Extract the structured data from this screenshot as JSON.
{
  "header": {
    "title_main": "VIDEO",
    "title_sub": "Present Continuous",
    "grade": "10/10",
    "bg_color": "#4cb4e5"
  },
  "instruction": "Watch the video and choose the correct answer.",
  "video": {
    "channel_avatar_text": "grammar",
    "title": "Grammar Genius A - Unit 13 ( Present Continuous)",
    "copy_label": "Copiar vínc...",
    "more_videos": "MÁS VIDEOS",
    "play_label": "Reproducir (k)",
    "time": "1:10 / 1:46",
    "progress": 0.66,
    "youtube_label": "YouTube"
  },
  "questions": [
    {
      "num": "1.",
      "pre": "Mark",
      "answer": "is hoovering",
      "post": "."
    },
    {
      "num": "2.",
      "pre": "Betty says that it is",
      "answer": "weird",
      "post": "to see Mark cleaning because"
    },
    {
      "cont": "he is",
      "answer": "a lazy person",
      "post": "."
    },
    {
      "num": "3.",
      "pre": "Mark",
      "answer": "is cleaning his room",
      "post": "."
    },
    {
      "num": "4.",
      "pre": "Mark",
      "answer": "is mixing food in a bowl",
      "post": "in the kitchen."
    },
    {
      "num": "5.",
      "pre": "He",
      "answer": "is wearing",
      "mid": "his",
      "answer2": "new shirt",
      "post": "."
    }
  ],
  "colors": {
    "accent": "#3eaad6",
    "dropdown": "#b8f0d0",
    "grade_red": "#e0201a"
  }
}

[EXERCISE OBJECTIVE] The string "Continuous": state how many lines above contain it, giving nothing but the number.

[TASK RESULT] 2